*** Opening of Source records ***
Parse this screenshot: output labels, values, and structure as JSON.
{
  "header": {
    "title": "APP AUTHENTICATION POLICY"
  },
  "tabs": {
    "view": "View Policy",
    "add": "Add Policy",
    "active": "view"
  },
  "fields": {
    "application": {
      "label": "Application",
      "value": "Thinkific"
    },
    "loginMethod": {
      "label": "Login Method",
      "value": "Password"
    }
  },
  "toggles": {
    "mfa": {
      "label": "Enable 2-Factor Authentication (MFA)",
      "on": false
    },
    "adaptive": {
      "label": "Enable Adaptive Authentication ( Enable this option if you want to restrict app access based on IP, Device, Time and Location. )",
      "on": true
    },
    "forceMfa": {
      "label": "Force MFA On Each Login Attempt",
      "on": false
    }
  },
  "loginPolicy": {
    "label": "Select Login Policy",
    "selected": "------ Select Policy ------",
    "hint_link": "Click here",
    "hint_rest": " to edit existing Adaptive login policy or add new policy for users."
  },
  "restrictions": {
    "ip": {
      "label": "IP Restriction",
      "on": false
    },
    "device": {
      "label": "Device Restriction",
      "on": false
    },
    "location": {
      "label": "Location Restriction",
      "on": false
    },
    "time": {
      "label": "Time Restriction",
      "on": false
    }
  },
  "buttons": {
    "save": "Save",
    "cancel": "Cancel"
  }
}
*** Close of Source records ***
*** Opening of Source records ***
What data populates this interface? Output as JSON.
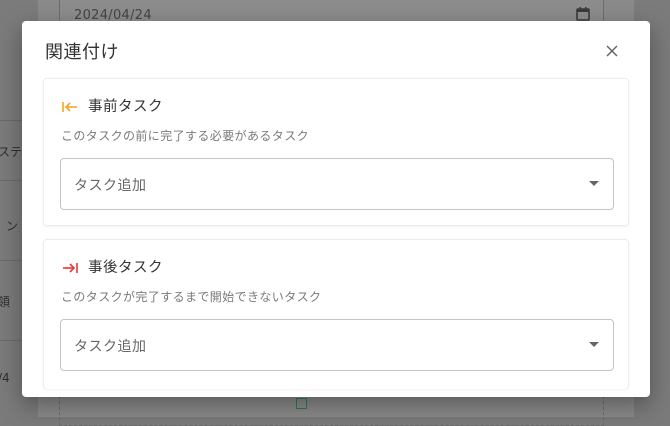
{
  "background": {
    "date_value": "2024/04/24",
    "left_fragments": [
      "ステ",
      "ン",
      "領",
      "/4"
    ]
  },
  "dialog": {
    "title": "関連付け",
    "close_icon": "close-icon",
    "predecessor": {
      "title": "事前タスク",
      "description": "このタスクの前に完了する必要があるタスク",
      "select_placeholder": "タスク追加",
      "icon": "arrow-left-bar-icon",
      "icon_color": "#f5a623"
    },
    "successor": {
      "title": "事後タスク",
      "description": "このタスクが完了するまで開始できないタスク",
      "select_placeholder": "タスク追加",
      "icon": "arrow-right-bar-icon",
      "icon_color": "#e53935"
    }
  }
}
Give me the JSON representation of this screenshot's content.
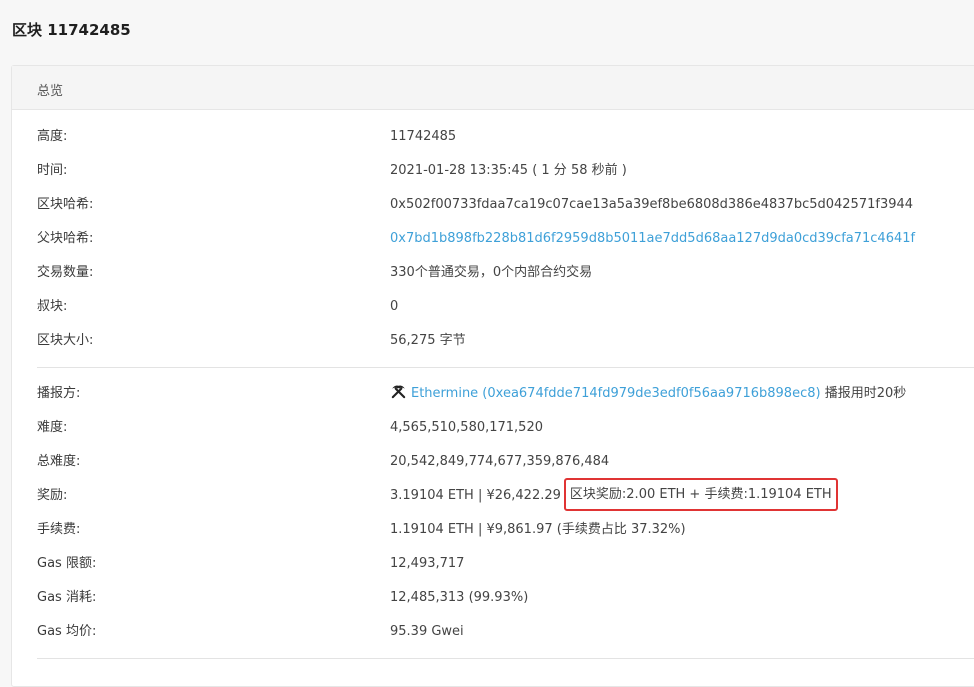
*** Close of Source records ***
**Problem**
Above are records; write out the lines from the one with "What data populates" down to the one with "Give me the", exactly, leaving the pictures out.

**Answer below**
What data populates this interface? Output as JSON.
{
  "background": {
    "date_value": "2024/04/24",
    "left_fragments": [
      "ステ",
      "ン",
      "領",
      "/4"
    ]
  },
  "dialog": {
    "title": "関連付け",
    "close_icon": "close-icon",
    "predecessor": {
      "title": "事前タスク",
      "description": "このタスクの前に完了する必要があるタスク",
      "select_placeholder": "タスク追加",
      "icon": "arrow-left-bar-icon",
      "icon_color": "#f5a623"
    },
    "successor": {
      "title": "事後タスク",
      "description": "このタスクが完了するまで開始できないタスク",
      "select_placeholder": "タスク追加",
      "icon": "arrow-right-bar-icon",
      "icon_color": "#e53935"
    }
  }
}
Give me the JSON representation of this screenshot's content.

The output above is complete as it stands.